Please repeat each line of the data exactly, with nothing left out.

** Opening RECORDS PROVIDED block **

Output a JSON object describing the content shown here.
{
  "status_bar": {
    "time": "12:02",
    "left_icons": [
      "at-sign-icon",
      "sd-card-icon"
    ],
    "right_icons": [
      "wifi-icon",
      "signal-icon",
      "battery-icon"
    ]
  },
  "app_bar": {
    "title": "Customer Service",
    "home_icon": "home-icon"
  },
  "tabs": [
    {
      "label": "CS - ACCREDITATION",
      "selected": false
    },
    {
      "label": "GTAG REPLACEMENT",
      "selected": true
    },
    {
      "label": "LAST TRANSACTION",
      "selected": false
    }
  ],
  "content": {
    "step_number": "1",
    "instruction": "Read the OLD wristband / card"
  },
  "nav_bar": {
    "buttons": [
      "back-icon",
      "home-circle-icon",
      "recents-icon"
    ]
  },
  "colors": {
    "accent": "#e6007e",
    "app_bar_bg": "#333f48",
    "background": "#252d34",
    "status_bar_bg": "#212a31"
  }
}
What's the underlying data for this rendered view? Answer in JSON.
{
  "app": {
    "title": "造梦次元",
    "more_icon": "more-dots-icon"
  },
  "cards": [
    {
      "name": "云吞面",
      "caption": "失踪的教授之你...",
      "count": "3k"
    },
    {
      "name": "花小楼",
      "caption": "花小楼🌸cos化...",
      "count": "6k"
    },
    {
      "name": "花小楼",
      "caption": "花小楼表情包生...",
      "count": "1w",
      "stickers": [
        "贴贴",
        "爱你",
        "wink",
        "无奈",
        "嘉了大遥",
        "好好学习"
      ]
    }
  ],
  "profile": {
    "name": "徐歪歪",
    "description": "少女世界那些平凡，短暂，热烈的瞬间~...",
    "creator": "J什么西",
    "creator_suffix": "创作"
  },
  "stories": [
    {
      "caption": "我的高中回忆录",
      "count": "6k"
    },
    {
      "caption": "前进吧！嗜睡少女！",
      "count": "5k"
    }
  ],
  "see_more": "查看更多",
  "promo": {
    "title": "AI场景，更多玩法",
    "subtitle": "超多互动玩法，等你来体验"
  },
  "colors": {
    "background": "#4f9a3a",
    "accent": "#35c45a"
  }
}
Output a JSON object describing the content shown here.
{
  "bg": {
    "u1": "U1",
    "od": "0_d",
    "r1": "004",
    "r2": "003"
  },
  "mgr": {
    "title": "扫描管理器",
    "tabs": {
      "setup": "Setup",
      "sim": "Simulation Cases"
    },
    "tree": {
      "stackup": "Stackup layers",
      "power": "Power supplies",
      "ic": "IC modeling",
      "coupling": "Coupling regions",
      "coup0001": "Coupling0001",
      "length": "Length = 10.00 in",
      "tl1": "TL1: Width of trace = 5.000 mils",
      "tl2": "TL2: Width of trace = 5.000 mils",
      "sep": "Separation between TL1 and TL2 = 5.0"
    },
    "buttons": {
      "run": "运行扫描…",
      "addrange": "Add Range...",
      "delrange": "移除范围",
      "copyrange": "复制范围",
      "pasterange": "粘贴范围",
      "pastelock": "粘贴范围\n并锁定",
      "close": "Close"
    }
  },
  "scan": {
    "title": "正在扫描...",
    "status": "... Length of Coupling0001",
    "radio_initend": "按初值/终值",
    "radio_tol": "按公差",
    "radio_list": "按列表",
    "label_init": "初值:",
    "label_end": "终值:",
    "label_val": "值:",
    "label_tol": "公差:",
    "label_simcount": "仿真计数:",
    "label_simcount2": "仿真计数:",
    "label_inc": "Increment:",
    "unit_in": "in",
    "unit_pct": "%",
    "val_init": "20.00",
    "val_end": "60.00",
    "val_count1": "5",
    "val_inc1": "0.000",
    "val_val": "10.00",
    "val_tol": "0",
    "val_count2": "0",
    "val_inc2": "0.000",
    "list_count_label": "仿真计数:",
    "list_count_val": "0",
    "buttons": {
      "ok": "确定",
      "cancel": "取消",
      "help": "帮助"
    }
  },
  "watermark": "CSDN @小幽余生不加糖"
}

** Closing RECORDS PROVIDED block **

SOLUTION:
Output a JSON object describing the content shown here.
{
  "status_bar": {
    "time": "12:02",
    "left_icons": [
      "at-sign-icon",
      "sd-card-icon"
    ],
    "right_icons": [
      "wifi-icon",
      "signal-icon",
      "battery-icon"
    ]
  },
  "app_bar": {
    "title": "Customer Service",
    "home_icon": "home-icon"
  },
  "tabs": [
    {
      "label": "CS - ACCREDITATION",
      "selected": false
    },
    {
      "label": "GTAG REPLACEMENT",
      "selected": true
    },
    {
      "label": "LAST TRANSACTION",
      "selected": false
    }
  ],
  "content": {
    "step_number": "1",
    "instruction": "Read the OLD wristband / card"
  },
  "nav_bar": {
    "buttons": [
      "back-icon",
      "home-circle-icon",
      "recents-icon"
    ]
  },
  "colors": {
    "accent": "#e6007e",
    "app_bar_bg": "#333f48",
    "background": "#252d34",
    "status_bar_bg": "#212a31"
  }
}
What's the underlying data for this rendered view? Answer in JSON.
{
  "app": {
    "title": "造梦次元",
    "more_icon": "more-dots-icon"
  },
  "cards": [
    {
      "name": "云吞面",
      "caption": "失踪的教授之你...",
      "count": "3k"
    },
    {
      "name": "花小楼",
      "caption": "花小楼🌸cos化...",
      "count": "6k"
    },
    {
      "name": "花小楼",
      "caption": "花小楼表情包生...",
      "count": "1w",
      "stickers": [
        "贴贴",
        "爱你",
        "wink",
        "无奈",
        "嘉了大遥",
        "好好学习"
      ]
    }
  ],
  "profile": {
    "name": "徐歪歪",
    "description": "少女世界那些平凡，短暂，热烈的瞬间~...",
    "creator": "J什么西",
    "creator_suffix": "创作"
  },
  "stories": [
    {
      "caption": "我的高中回忆录",
      "count": "6k"
    },
    {
      "caption": "前进吧！嗜睡少女！",
      "count": "5k"
    }
  ],
  "see_more": "查看更多",
  "promo": {
    "title": "AI场景，更多玩法",
    "subtitle": "超多互动玩法，等你来体验"
  },
  "colors": {
    "background": "#4f9a3a",
    "accent": "#35c45a"
  }
}
Output a JSON object describing the content shown here.
{
  "bg": {
    "u1": "U1",
    "od": "0_d",
    "r1": "004",
    "r2": "003"
  },
  "mgr": {
    "title": "扫描管理器",
    "tabs": {
      "setup": "Setup",
      "sim": "Simulation Cases"
    },
    "tree": {
      "stackup": "Stackup layers",
      "power": "Power supplies",
      "ic": "IC modeling",
      "coupling": "Coupling regions",
      "coup0001": "Coupling0001",
      "length": "Length = 10.00 in",
      "tl1": "TL1: Width of trace = 5.000 mils",
      "tl2": "TL2: Width of trace = 5.000 mils",
      "sep": "Separation between TL1 and TL2 = 5.0"
    },
    "buttons": {
      "run": "运行扫描…",
      "addrange": "Add Range...",
      "delrange": "移除范围",
      "copyrange": "复制范围",
      "pasterange": "粘贴范围",
      "pastelock": "粘贴范围\n并锁定",
      "close": "Close"
    }
  },
  "scan": {
    "title": "正在扫描...",
    "status": "... Length of Coupling0001",
    "radio_initend": "按初值/终值",
    "radio_tol": "按公差",
    "radio_list": "按列表",
    "label_init": "初值:",
    "label_end": "终值:",
    "label_val": "值:",
    "label_tol": "公差:",
    "label_simcount": "仿真计数:",
    "label_simcount2": "仿真计数:",
    "label_inc": "Increment:",
    "unit_in": "in",
    "unit_pct": "%",
    "val_init": "20.00",
    "val_end": "60.00",
    "val_count1": "5",
    "val_inc1": "0.000",
    "val_val": "10.00",
    "val_tol": "0",
    "val_count2": "0",
    "val_inc2": "0.000",
    "list_count_label": "仿真计数:",
    "list_count_val": "0",
    "buttons": {
      "ok": "确定",
      "cancel": "取消",
      "help": "帮助"
    }
  },
  "watermark": "CSDN @小幽余生不加糖"
}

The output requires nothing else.